The Southern Illinois University Edwardsville Office of Institutional Diversity and Inclusion hosted an action-oriented dialogue among more than 240 campus administrators, faculty, staff and students, and surrounding community leaders, during the Diversity Strategic Plan Summit held Wednesday, Jan. 18, in the Morris University Center.
The event featured a discussion-based analysis of the university’s Diversity Strategic Plan that was enacted in 2013. Participants were invited to offer objectives, outcomes, measures and projected completion dates that would help achieve the goals set forth in that plan.
Venessa Brown, PhD, associate vice chancellor for diversity and inclusion, led the Summit, which included the tag line: “The journey continues to build an inclusive campus environment.” Brown began the day by quoting Dr. Martin Luther King Jr: “Our lives begin to end the day we become silent about things that matter.”
“One of the best parts of a university is that we have so many different perspectives and experiences, and we get a chance to share those with each other and create a richer environment for all of us,” SIUE Chancellor Dr. Randy Pembrook said. “Today, we’re going to talk about goals and objectives, but the part I like the best is the action steps we’ll be discussing.
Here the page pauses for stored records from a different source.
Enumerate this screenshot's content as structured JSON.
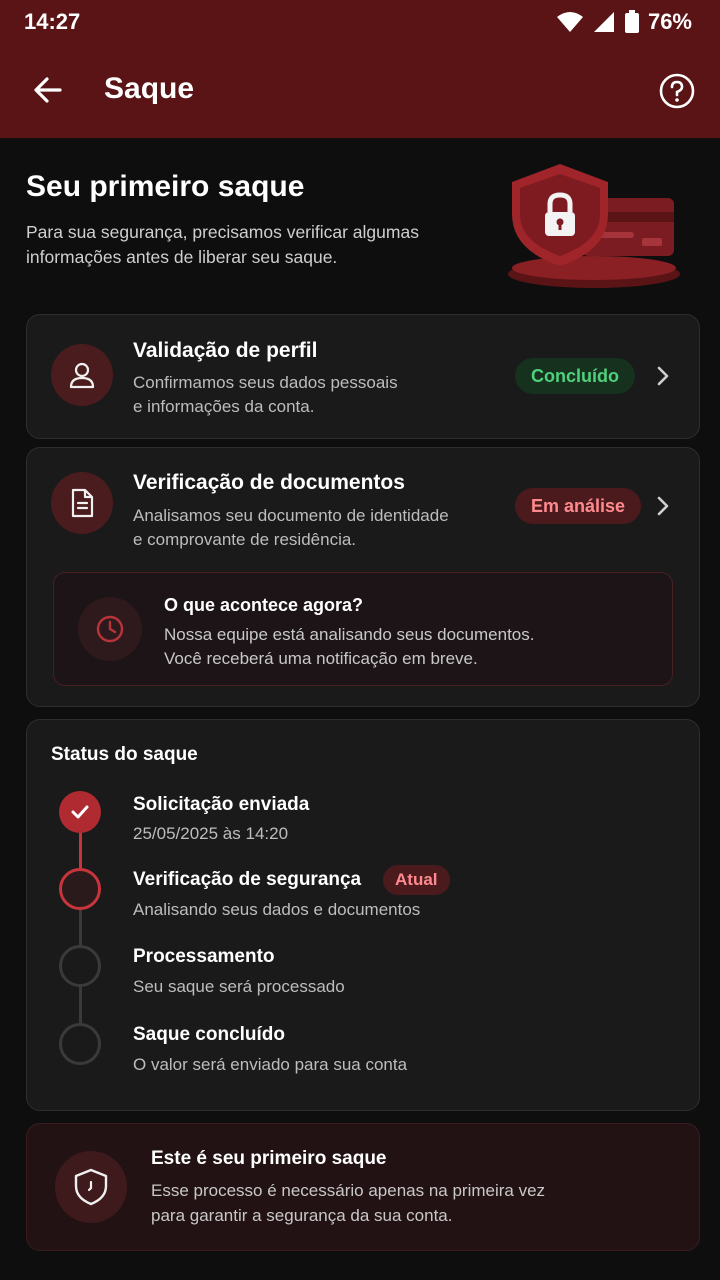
{
  "status_bar": {
    "time": "14:27",
    "battery": "76%",
    "icons": [
      "wifi-icon",
      "signal-icon",
      "battery-icon"
    ]
  },
  "app_bar": {
    "title": "Saque",
    "back_icon": "arrow-left-icon",
    "help_icon": "help-circle-icon"
  },
  "hero": {
    "title": "Seu primeiro saque",
    "subtitle": "Para sua segurança, precisamos verificar algumas informações antes de liberar seu saque."
  },
  "steps": [
    {
      "title": "Validação de perfil",
      "description_line1": "Confirmamos seus dados pessoais",
      "description_line2": "e informações da conta.",
      "badge": "Concluído",
      "icon": "user-icon"
    },
    {
      "title": "Verificação de documentos",
      "description_line1": "Analisamos seu documento de identidade",
      "description_line2": "e comprovante de residência.",
      "badge": "Em análise",
      "icon": "document-icon"
    }
  ],
  "info": {
    "title": "O que acontece agora?",
    "line1": "Nossa equipe está analisando seus documentos.",
    "line2": "Você receberá uma notificação em breve."
  },
  "timeline": {
    "heading": "Status do saque",
    "items": [
      {
        "title": "Solicitação enviada",
        "description": "25/05/2025 às 14:20",
        "state": "done"
      },
      {
        "title": "Verificação de segurança",
        "description": "Analisando seus dados e documentos",
        "state": "current",
        "badge": "Atual"
      },
      {
        "title": "Processamento",
        "description": "Seu saque será processado",
        "state": "pending"
      },
      {
        "title": "Saque concluído",
        "description": "O valor será enviado para sua conta",
        "state": "pending"
      }
    ]
  },
  "footer_card": {
    "title": "Este é seu primeiro saque",
    "line1": "Esse processo é necessário apenas na primeira vez",
    "line2": "para garantir a segurança da sua conta."
  },
  "colors": {
    "brand": "#5a1416",
    "accent": "#c8343b",
    "success": "#4fd07b",
    "warning_text": "#ff8a8e"
  }
}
We’re not going to just talk about what we’ll do, not just support the concept, but we are going to make our environment better.
“The University Diversity Strategic Plan aims to identify goals and strategies for pursuing success in diversity and inclusion, helps to develop empathy and understanding through knowledge of others, and reminds us that an appreciation for diversity and inclusion benefits all of us.”
The six goals brought forth for discussion included:
• Improve recruitment and hiring of diverse faculty, staff, students and administration.
• Improve retention of diverse faculty, staff, students and administration.
• Develop and maintain a campus culture and climate in which embracing diversity and inclusion is a core value of the SIUE community.
• Enhance students’ diversity-related knowledge, skills and attitudes necessary for succeeding in a diverse, inclusive and global world.
• Advance institutional commitment and accountability to diversity and inclusion initiatives, practices and policies.
• Develop collaborative partnerships that support diversity and inclusion initiatives at SIUE.
Diversified groups of participants discussed each goal in small groups and then presented their recommendations to all attendees. Among the multiple ideas brought forth were such recommendations as expanding the Office of Diversity and Inclusion for programming and sustained dialogue to be implemented in greater frequency and at the program and departmental level, mandatory cultural courses and training requirements, and stronger peer-to-peer mentorship programs for students, faculty and staff.
“We need to add some help and resources to the Office of Diversity and Inclusion to help put this entire plan into operation,” student body president Luke Jansen told the group. “We can sit here and talk about it all day, but if there’s not one driving force behind it, it’s not going to happen.”
“We need to understand what businesses and non-profits need in terms of a global and diverse workforce and consider how we can work together to organize internships for our students in those areas, and how we can develop training programs to meet those needs,” said Mary Weishaar, PhD, executive director of International Affairs.
“SIUE has grown comfortable with being comfortable,” added David Groves, graduate assistant for Campus Activities Board in the Kimmel Student Involvement Center. “Often times we hear complaints, but not solutions. We need to decide exactly what are we doing to turn those complaints into the solutions we need, and what are we doing to support the students.”
Also speaking at the summit was Dr. Lakesha Butler, clinical associate professor in the Department of Pharmacy Practice and a member of the University Diversity Council. She reminded the group of SIUE’s mission to “develop professionals, scholars and leaders who shape a changing world.”
“Being an institution of higher education, we are charged with taking our students, and also faculty and staff, on a continuous journey of evolution and growth, not only academically, but also socially and emotionally,” Butler said. “We’ve certainly made great strides.”
According to Brown, all of the notes from the Summit will be posted in the University’s Diversity and Inclusion Online Learning Community through Blackboard. For more information, contact the Office of Institutional Diversity and Inclusion at (618) 650-5382 or siue.edu/institutionaldiversityandinclusion/.
A town hall meeting on the Diversity Strategic Plan will be held in early April.